But Brutus is a troubadour for his homeland, seeing South Africa as a mistress for whom he must live and die. In the title and first four lines, Brutus talks about his romantic traverse (or travel – line 1) across the land, exploring its wide-flung, spread-out or exposed parts in a movement that is sweeter than any other that he knows. He does so with zeal and with his “amorous hand” (line 4). And in this ecstasy, he has laughed at all those who have sought to stop or question him even though he knew that a crusade in the name of love for South Africa under apartheid meant that he will die protecting her or be doomed to Saracened arrest (line 7). Saracens were Muslim Arabs against whom Christian knights fought the wars of the Crusade. Significantly, South African police armoured cars were also called Saracens. And in the face of this threat of arrest, he chose only “simply to stand” (line8) unarmed.

So he continues the protest, enjoying the romance with his land while tempting the apartheid regime for an arrest, quixoting till he is cast-off from his land (infer line 9). Don Quixote was the protagonist of the Spanish novelist Cervantes’ book and he spent his life fighting imaginary monsters and enemies, earning him a laughable reputation. So Brutus makes himself a quixotic fool for his homeland by a love that presses him (line 10) and which makes him prepare for an imminent arrest (captor’s hand – line 11) till he is snapped off service (line 12 – killed for his mistress South Africa or made incapable by detention). No mistress-favour or emblem of service adorns his breast as is usual for a troubadour but only the shadow of an arrow-brand (lines 13 and 14). The arrow-brand is the standard British symbol for a convict and Brutus’ reference to an arrow-brand could be the scar he keeps on his back from a gunshot for trying to flee from detention.
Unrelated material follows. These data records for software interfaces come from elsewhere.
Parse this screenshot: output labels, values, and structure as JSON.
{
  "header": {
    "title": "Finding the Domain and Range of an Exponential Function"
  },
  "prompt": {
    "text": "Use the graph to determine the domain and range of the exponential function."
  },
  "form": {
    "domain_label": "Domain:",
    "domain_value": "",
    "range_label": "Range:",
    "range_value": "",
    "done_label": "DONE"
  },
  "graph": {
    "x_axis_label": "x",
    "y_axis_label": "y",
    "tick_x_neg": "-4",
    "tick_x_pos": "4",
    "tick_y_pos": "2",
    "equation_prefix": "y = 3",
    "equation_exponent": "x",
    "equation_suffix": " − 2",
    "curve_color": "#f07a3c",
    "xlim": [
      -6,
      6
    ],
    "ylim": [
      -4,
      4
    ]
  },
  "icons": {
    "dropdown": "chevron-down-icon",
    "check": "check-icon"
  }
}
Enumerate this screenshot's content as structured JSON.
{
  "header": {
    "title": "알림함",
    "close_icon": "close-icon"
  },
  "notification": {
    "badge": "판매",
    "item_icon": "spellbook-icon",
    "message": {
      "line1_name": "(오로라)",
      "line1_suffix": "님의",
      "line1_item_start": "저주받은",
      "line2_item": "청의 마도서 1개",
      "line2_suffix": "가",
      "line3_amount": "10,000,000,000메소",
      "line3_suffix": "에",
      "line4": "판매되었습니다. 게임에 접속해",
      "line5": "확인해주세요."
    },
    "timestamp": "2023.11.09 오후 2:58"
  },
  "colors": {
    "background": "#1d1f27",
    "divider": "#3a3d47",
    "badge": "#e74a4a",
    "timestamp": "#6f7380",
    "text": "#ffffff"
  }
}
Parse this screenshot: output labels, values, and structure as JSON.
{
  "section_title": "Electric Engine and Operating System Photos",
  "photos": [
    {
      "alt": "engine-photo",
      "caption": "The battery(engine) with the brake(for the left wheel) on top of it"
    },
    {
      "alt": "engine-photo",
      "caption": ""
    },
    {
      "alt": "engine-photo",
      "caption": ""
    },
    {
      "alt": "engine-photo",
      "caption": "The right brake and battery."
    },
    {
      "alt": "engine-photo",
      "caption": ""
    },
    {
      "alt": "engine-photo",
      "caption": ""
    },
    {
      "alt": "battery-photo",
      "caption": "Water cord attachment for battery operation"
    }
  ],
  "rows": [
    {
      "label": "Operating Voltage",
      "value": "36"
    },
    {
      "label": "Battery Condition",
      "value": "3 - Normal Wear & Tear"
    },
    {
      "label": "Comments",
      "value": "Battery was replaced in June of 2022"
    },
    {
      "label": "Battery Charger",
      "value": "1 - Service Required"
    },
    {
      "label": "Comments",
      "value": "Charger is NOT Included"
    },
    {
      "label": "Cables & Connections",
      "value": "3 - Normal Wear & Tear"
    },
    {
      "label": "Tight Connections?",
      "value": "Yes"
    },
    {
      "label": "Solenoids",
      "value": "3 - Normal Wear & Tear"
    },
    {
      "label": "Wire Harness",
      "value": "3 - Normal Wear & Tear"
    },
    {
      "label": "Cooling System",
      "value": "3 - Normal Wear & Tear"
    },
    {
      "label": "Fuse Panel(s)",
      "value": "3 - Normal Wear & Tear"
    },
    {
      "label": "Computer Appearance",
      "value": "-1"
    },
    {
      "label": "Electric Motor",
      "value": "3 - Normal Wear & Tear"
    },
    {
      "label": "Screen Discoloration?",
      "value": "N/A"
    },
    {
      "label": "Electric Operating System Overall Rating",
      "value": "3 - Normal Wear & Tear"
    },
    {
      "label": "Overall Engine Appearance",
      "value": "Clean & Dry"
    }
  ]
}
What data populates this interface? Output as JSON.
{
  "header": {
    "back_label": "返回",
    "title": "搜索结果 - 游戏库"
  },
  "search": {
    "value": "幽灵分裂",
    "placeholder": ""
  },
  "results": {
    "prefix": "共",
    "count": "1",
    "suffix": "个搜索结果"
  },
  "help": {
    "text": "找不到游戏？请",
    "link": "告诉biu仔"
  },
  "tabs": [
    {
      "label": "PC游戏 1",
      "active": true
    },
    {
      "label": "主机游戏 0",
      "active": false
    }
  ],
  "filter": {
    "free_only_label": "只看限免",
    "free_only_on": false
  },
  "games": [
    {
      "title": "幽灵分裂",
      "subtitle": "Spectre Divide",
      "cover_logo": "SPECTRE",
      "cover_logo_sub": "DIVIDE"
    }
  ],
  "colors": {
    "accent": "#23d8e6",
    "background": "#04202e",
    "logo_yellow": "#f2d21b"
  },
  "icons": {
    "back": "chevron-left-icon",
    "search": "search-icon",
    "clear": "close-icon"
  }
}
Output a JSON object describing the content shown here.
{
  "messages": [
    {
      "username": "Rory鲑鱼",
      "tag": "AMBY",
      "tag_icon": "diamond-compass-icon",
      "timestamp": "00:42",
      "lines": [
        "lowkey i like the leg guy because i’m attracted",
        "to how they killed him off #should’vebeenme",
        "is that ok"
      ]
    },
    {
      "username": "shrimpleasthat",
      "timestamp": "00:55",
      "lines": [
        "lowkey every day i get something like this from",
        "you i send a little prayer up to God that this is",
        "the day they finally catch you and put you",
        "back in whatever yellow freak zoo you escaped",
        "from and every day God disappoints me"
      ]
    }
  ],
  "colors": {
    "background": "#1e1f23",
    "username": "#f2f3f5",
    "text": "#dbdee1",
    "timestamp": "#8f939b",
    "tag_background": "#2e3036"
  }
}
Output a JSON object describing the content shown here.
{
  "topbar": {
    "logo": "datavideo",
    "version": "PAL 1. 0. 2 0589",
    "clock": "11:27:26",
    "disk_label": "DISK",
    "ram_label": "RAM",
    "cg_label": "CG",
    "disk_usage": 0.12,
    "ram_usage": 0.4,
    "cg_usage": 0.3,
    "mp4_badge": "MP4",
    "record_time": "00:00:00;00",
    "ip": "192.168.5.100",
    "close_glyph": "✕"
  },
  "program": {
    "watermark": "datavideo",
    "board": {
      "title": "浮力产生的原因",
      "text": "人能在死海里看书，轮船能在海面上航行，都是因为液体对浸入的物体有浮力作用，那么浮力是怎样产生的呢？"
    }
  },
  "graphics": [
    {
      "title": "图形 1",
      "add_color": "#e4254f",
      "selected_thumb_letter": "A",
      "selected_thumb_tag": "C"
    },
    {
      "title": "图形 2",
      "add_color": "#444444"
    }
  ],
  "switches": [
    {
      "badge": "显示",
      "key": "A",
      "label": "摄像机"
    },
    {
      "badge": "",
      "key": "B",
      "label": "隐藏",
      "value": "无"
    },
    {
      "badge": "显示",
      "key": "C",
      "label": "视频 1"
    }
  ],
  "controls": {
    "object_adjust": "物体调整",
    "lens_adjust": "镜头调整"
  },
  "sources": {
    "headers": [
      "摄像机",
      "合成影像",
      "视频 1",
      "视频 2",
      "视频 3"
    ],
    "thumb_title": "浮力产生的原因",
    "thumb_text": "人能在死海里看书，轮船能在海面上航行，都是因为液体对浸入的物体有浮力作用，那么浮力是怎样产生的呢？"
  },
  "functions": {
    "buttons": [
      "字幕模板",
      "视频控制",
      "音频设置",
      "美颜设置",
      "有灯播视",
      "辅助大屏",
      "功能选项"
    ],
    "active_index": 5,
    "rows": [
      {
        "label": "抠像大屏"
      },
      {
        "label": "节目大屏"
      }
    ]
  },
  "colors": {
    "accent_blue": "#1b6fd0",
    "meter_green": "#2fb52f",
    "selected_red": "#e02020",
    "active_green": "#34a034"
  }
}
It is amazing how romance, the story of a man’s life and apartheid themes can be merged into this one poem of fourteen lines. Brutus is an African hero for giving us a chronicle of the fight against apartheid through the eyes of an African poet.